Fifty-eight percent of respondents indicated that they were very likely to attend DIO-specific training. In addition, respondents noted resources that could be developed to assist DIOs. These included GME-specific templates, such as policies, contracts, and affiliations agreements. Other resources deemed helpful by DIOs included job description templates and publication of DIO demographics, such as salaries, degrees, titles, and responsibilities. Organizations and associations interested in the success of GME could use this information to guide resource development.
We believe the generalizability of our study to the broader DIO population is strong, because two thirds of the DIOs we surveyed responded to our questionnaire. The integrity of responses is only as strong as the honesty of respondents; however, we assume that the DIOs who responded had a vested interest in the research findings and likely provided honest answers. In addition, we provided numerous opportunities within the survey instrument for respondents to make comments, thus concerns about the completeness of this survey are mitigated.
One possible limitation of this study is that some individuals identified by the ACGME as the DIO delegated responsibilities of their job to another individual. In spite of this, identified DIOs would have answered questions from their perspectives, which are valid study data. For this reason, we do not consider this a major limitation of the study.
In summary, this article describes minimum requirements, additional training desired, ancillary activities (committee service) viewed as helpful, competencies believed to be essential, and resources DIOs are likely to use. DIOs and their institutions, the ACGME, and other organizations invested in GME can use our findings to better develop the role with the ultimate goal of improving GME outcomes. Future research should assess the effect of efforts at DIO role development on important outcomes, which might include the success of the DIO as measured by internal markers, the accreditation status of programs under the oversight of the DIO, and DIO job satisfaction. The DIO holds an increasingly important position in GME. Better-prepared DIOs could provide the necessary leadership and direction for improving future physician education.
The authors thank Guthrie/Robert Packer Hospital for partial funding in the form of author time (LR) and some supplies for this research, as well as all of the DIOs who completed the survey.
This Research Report is based in part on Riesenberg L. The characteristics of the designated institutional official position in graduate medical education [dissertation]. Lincoln, NE: University of Nebraska, 2004.

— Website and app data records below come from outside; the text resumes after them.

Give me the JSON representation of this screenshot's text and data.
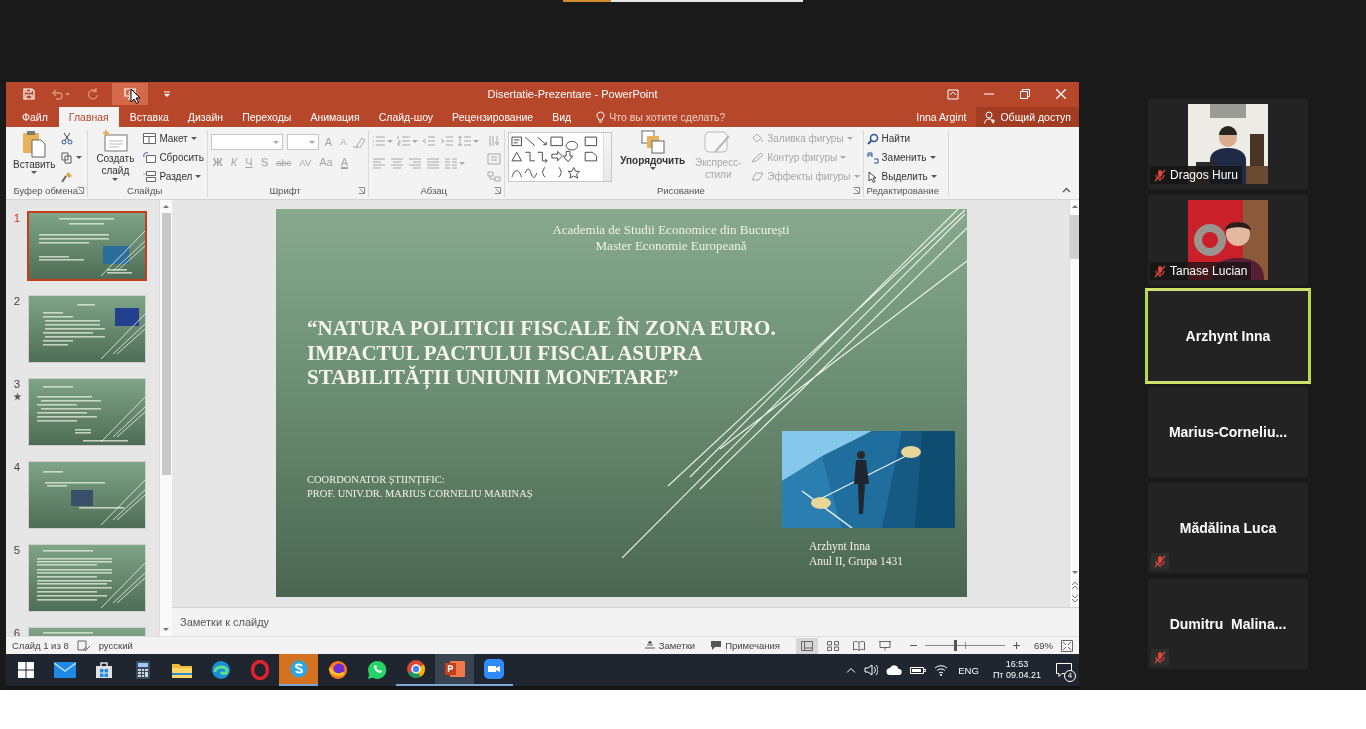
{
  "powerpoint": {
    "title": "Disertatie-Prezentare - PowerPoint",
    "quick_access": [
      {
        "kind": "save",
        "disabled": false,
        "highlighted": false
      },
      {
        "kind": "undo",
        "disabled": true,
        "highlighted": false
      },
      {
        "kind": "redo",
        "disabled": true,
        "highlighted": false
      },
      {
        "kind": "slideshow",
        "disabled": false,
        "highlighted": true
      },
      {
        "kind": "customize",
        "disabled": false,
        "highlighted": false
      }
    ],
    "tabs": [
      {
        "label": "Файл",
        "selected": false
      },
      {
        "label": "Главная",
        "selected": true
      },
      {
        "label": "Вставка",
        "selected": false
      },
      {
        "label": "Дизайн",
        "selected": false
      },
      {
        "label": "Переходы",
        "selected": false
      },
      {
        "label": "Анимация",
        "selected": false
      },
      {
        "label": "Слайд-шоу",
        "selected": false
      },
      {
        "label": "Рецензирование",
        "selected": false
      },
      {
        "label": "Вид",
        "selected": false
      }
    ],
    "tell_me": {
      "placeholder": "Что вы хотите сделать?"
    },
    "user": "Inna Argint",
    "share_button": "Общий доступ",
    "ribbon": {
      "clipboard": {
        "label": "Буфер обмена",
        "paste": "Вставить"
      },
      "slides": {
        "label": "Слайды",
        "new_slide": "Создать слайд",
        "layout": "Макет",
        "reset": "Сбросить",
        "section": "Раздел"
      },
      "font": {
        "label": "Шрифт",
        "disabled": true,
        "size_buttons": [
          "A",
          "A"
        ],
        "style_buttons": [
          "Ж",
          "К",
          "Ч",
          "S",
          "abc",
          "AV",
          "Aa",
          "A"
        ]
      },
      "paragraph": {
        "label": "Абзац",
        "disabled": true
      },
      "drawing": {
        "label": "Рисование",
        "arrange": "Упорядочить",
        "quick_styles": {
          "label": "Экспресс-стили",
          "disabled": true
        },
        "shape_options": [
          {
            "label": "Заливка фигуры",
            "disabled": true
          },
          {
            "label": "Контур фигуры",
            "disabled": true
          },
          {
            "label": "Эффекты фигуры",
            "disabled": true
          }
        ]
      },
      "editing": {
        "label": "Редактирование",
        "find": "Найти",
        "replace": "Заменить",
        "select": "Выделить"
      }
    },
    "thumbnails": [
      {
        "number": "1",
        "selected": true,
        "animated": false
      },
      {
        "number": "2",
        "selected": false,
        "animated": false
      },
      {
        "number": "3",
        "selected": false,
        "animated": true
      },
      {
        "number": "4",
        "selected": false,
        "animated": false
      },
      {
        "number": "5",
        "selected": false,
        "animated": false
      },
      {
        "number": "6",
        "selected": false,
        "animated": false
      }
    ],
    "slide": {
      "header_lines": [
        "Academia de Studii Economice din București",
        "Master Economie Europeană"
      ],
      "title_lines": [
        "“NATURA POLITICII FISCALE ÎN ZONA EURO.",
        "IMPACTUL PACTULUI FISCAL ASUPRA",
        "STABILITĂȚII UNIUNII MONETARE”"
      ],
      "coordinator_lines": [
        "COORDONATOR ȘTIINȚIFIC:",
        "PROF. UNIV.DR. MARIUS CORNELIU MARINAȘ"
      ],
      "author_lines": [
        "Arzhynt Inna",
        "Anul II, Grupa 1431"
      ]
    },
    "notes": {
      "placeholder": "Заметки к слайду"
    },
    "status_bar": {
      "slide_counter": "Слайд 1 из 8",
      "language": "русский",
      "notes_button": "Заметки",
      "comments_button": "Примечания",
      "views": [
        {
          "kind": "normal",
          "selected": true
        },
        {
          "kind": "sorter",
          "selected": false
        },
        {
          "kind": "reading",
          "selected": false
        },
        {
          "kind": "slideshow",
          "selected": false
        }
      ],
      "zoom": {
        "level": 0.37,
        "reading": "69%"
      }
    }
  },
  "taskbar": {
    "apps": [
      {
        "kind": "mail",
        "running": false,
        "active": false,
        "flashing": false
      },
      {
        "kind": "store",
        "running": false,
        "active": false,
        "flashing": false
      },
      {
        "kind": "calculator",
        "running": false,
        "active": false,
        "flashing": false
      },
      {
        "kind": "folder",
        "running": false,
        "active": false,
        "flashing": false
      },
      {
        "kind": "swirl",
        "running": false,
        "active": false,
        "flashing": false
      },
      {
        "kind": "ring",
        "running": false,
        "active": false,
        "flashing": false
      },
      {
        "kind": "chat",
        "running": true,
        "active": false,
        "flashing": true
      },
      {
        "kind": "globe",
        "running": false,
        "active": false,
        "flashing": false
      },
      {
        "kind": "phone",
        "running": false,
        "active": false,
        "flashing": false
      },
      {
        "kind": "segments",
        "running": true,
        "active": false,
        "flashing": false
      },
      {
        "kind": "presentation",
        "running": true,
        "active": true,
        "flashing": false
      },
      {
        "kind": "camera",
        "running": true,
        "active": false,
        "flashing": false
      }
    ],
    "tray": {
      "language": "ENG",
      "time": "16:53",
      "date": "Пт 09.04.21",
      "notifications": "4"
    }
  },
  "participants": [
    {
      "name": "Dragos Huru",
      "video": true,
      "muted": true,
      "speaking": false
    },
    {
      "name": "Tanase Lucian",
      "video": true,
      "muted": true,
      "speaking": false
    },
    {
      "name": "Arzhynt Inna",
      "video": false,
      "muted": false,
      "speaking": true
    },
    {
      "name": "Marius-Corneliu...",
      "video": false,
      "muted": false,
      "speaking": false
    },
    {
      "name": "Mădălina Luca",
      "video": false,
      "muted": true,
      "speaking": false
    },
    {
      "name": "Dumitru  Malina...",
      "video": false,
      "muted": true,
      "speaking": false
    }
  ]
}
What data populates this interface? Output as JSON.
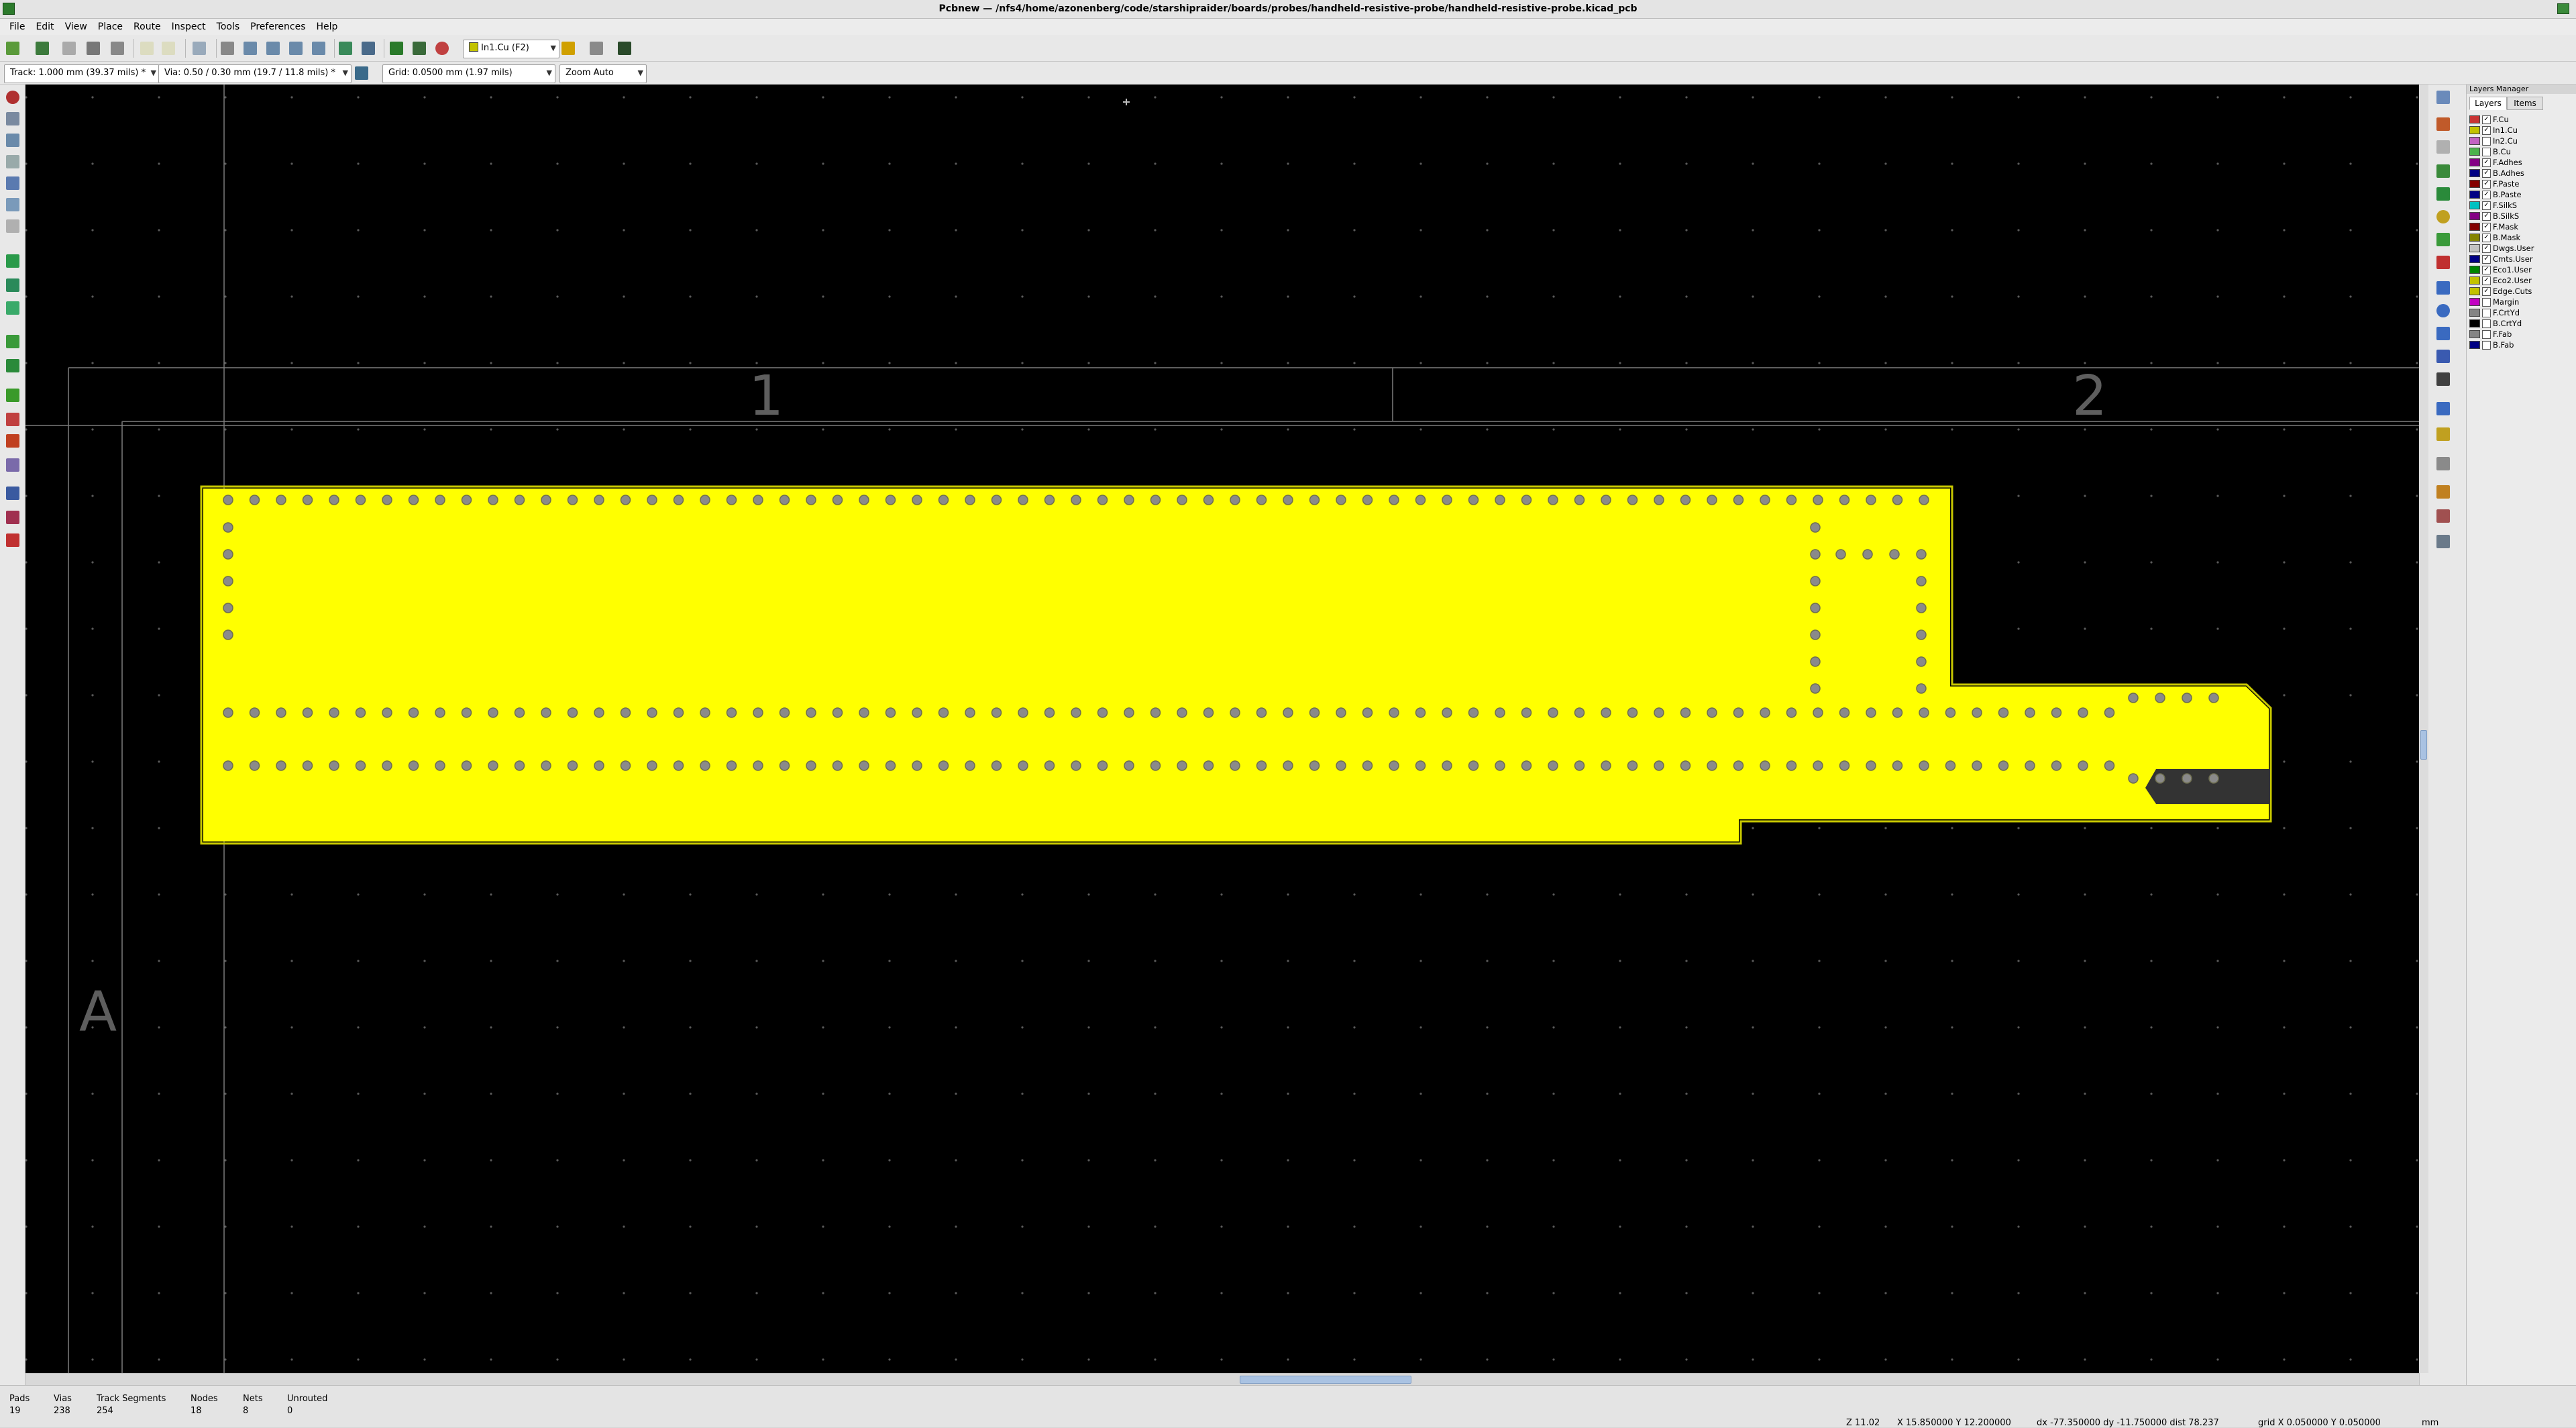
{
  "window": {
    "title": "Pcbnew — /nfs4/home/azonenberg/code/starshipraider/boards/probes/handheld-resistive-probe/handheld-resistive-probe.kicad_pcb"
  },
  "menu": [
    "File",
    "Edit",
    "View",
    "Place",
    "Route",
    "Inspect",
    "Tools",
    "Preferences",
    "Help"
  ],
  "toolbar": {
    "layer_select": "In1.Cu (F2)",
    "track_width": "Track: 1.000 mm (39.37 mils) *",
    "via_size": "Via: 0.50 / 0.30 mm (19.7 / 11.8 mils) *",
    "grid": "Grid: 0.0500 mm (1.97 mils)",
    "zoom": "Zoom Auto"
  },
  "sheet": {
    "col_labels": [
      "1",
      "2"
    ],
    "row_labels": [
      "A"
    ]
  },
  "colors": {
    "copper_fill": "#ffff00",
    "board_edge": "#c8c800",
    "background": "#000000",
    "via": "#8a8a8a",
    "grid_dot": "#5a5a5a",
    "frame_line": "#5e5e5e",
    "slot": "#333333"
  },
  "layers_manager": {
    "title": "Layers Manager",
    "tabs": [
      "Layers",
      "Items"
    ],
    "layers": [
      {
        "name": "F.Cu",
        "color": "#c83434",
        "checked": true
      },
      {
        "name": "In1.Cu",
        "color": "#c2c200",
        "checked": true
      },
      {
        "name": "In2.Cu",
        "color": "#c262c2",
        "checked": false
      },
      {
        "name": "B.Cu",
        "color": "#4cb24c",
        "checked": false
      },
      {
        "name": "F.Adhes",
        "color": "#840084",
        "checked": true
      },
      {
        "name": "B.Adhes",
        "color": "#000084",
        "checked": true
      },
      {
        "name": "F.Paste",
        "color": "#840000",
        "checked": true
      },
      {
        "name": "B.Paste",
        "color": "#000084",
        "checked": true
      },
      {
        "name": "F.SilkS",
        "color": "#00c2c2",
        "checked": true
      },
      {
        "name": "B.SilkS",
        "color": "#840084",
        "checked": true
      },
      {
        "name": "F.Mask",
        "color": "#840000",
        "checked": true
      },
      {
        "name": "B.Mask",
        "color": "#848400",
        "checked": true
      },
      {
        "name": "Dwgs.User",
        "color": "#c2c2c2",
        "checked": true
      },
      {
        "name": "Cmts.User",
        "color": "#000084",
        "checked": true
      },
      {
        "name": "Eco1.User",
        "color": "#008400",
        "checked": true
      },
      {
        "name": "Eco2.User",
        "color": "#c2c200",
        "checked": true
      },
      {
        "name": "Edge.Cuts",
        "color": "#c2c200",
        "checked": true
      },
      {
        "name": "Margin",
        "color": "#c200c2",
        "checked": false
      },
      {
        "name": "F.CrtYd",
        "color": "#848484",
        "checked": false
      },
      {
        "name": "B.CrtYd",
        "color": "#000000",
        "checked": false
      },
      {
        "name": "F.Fab",
        "color": "#848484",
        "checked": false
      },
      {
        "name": "B.Fab",
        "color": "#000084",
        "checked": false
      }
    ]
  },
  "status": {
    "stats": [
      {
        "label": "Pads",
        "value": "19"
      },
      {
        "label": "Vias",
        "value": "238"
      },
      {
        "label": "Track Segments",
        "value": "254"
      },
      {
        "label": "Nodes",
        "value": "18"
      },
      {
        "label": "Nets",
        "value": "8"
      },
      {
        "label": "Unrouted",
        "value": "0"
      }
    ],
    "zoom": "Z 11.02",
    "cursor": "X 15.850000  Y 12.200000",
    "delta": "dx -77.350000  dy -11.750000  dist 78.237",
    "grid": "grid X 0.050000  Y 0.050000",
    "units": "mm"
  }
}
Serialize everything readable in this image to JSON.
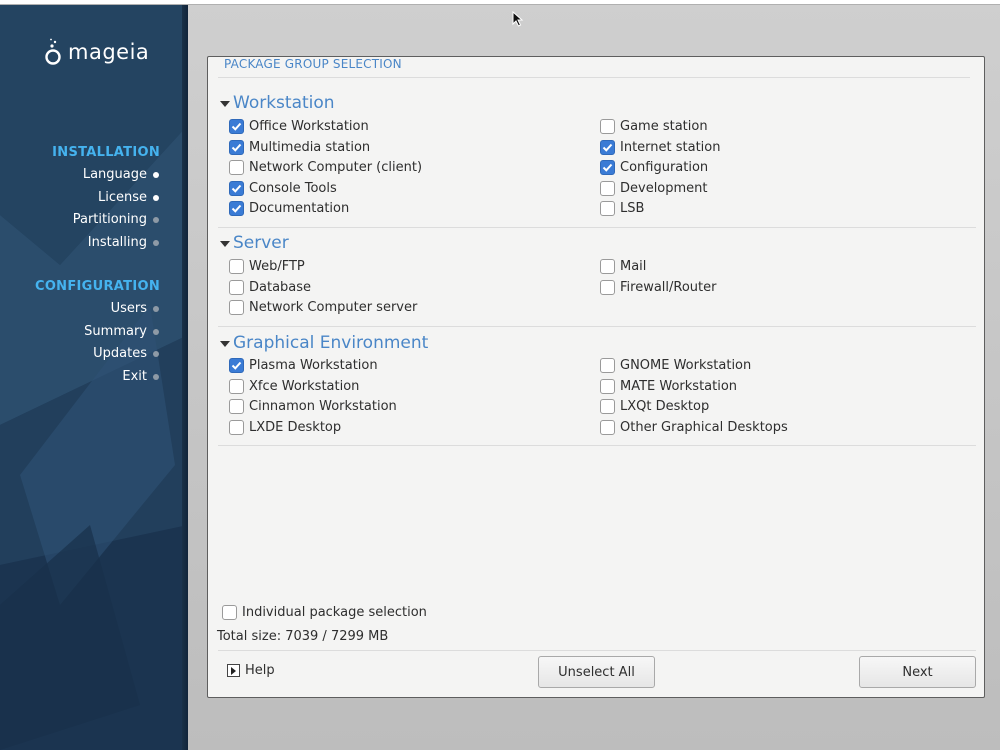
{
  "sidebar": {
    "logo_text": "mageia",
    "installation_heading": "INSTALLATION",
    "installation_items": [
      {
        "label": "Language",
        "done": true
      },
      {
        "label": "License",
        "done": true
      },
      {
        "label": "Partitioning",
        "done": false
      },
      {
        "label": "Installing",
        "done": false
      }
    ],
    "configuration_heading": "CONFIGURATION",
    "configuration_items": [
      {
        "label": "Users",
        "done": false
      },
      {
        "label": "Summary",
        "done": false
      },
      {
        "label": "Updates",
        "done": false
      },
      {
        "label": "Exit",
        "done": false
      }
    ]
  },
  "panel": {
    "title": "PACKAGE GROUP SELECTION",
    "groups": [
      {
        "name": "Workstation",
        "options": [
          {
            "label": "Office Workstation",
            "checked": true
          },
          {
            "label": "Game station",
            "checked": false
          },
          {
            "label": "Multimedia station",
            "checked": true
          },
          {
            "label": "Internet station",
            "checked": true
          },
          {
            "label": "Network Computer (client)",
            "checked": false
          },
          {
            "label": "Configuration",
            "checked": true
          },
          {
            "label": "Console Tools",
            "checked": true
          },
          {
            "label": "Development",
            "checked": false
          },
          {
            "label": "Documentation",
            "checked": true
          },
          {
            "label": "LSB",
            "checked": false
          }
        ]
      },
      {
        "name": "Server",
        "options": [
          {
            "label": "Web/FTP",
            "checked": false
          },
          {
            "label": "Mail",
            "checked": false
          },
          {
            "label": "Database",
            "checked": false
          },
          {
            "label": "Firewall/Router",
            "checked": false
          },
          {
            "label": "Network Computer server",
            "checked": false
          }
        ]
      },
      {
        "name": "Graphical Environment",
        "options": [
          {
            "label": "Plasma Workstation",
            "checked": true
          },
          {
            "label": "GNOME Workstation",
            "checked": false
          },
          {
            "label": "Xfce Workstation",
            "checked": false
          },
          {
            "label": "MATE Workstation",
            "checked": false
          },
          {
            "label": "Cinnamon Workstation",
            "checked": false
          },
          {
            "label": "LXQt Desktop",
            "checked": false
          },
          {
            "label": "LXDE Desktop",
            "checked": false
          },
          {
            "label": "Other Graphical Desktops",
            "checked": false
          }
        ]
      }
    ],
    "individual_selection": {
      "label": "Individual package selection",
      "checked": false
    },
    "total_size": "Total size: 7039 / 7299 MB",
    "help_label": "Help",
    "unselect_all_label": "Unselect All",
    "next_label": "Next"
  },
  "colors": {
    "accent": "#4a86c7",
    "checkbox_checked": "#3a7bd5",
    "sidebar_heading": "#45b3ef",
    "sidebar_bg": "#1f3a56"
  }
}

2 Riesenberg LA, Rosenbaum P, Stick SL. Characteristics, roles, and responsibilities of the designated institutional official (DIO) position in graduate medical education. Acad Med. 2006;81:8–16.
© 2006 Association of American Medical Colleges
4 Riesenberg L. Editor’s educational corner: Designated Institutional Official (DIO). AHME News. Summer 2001:2.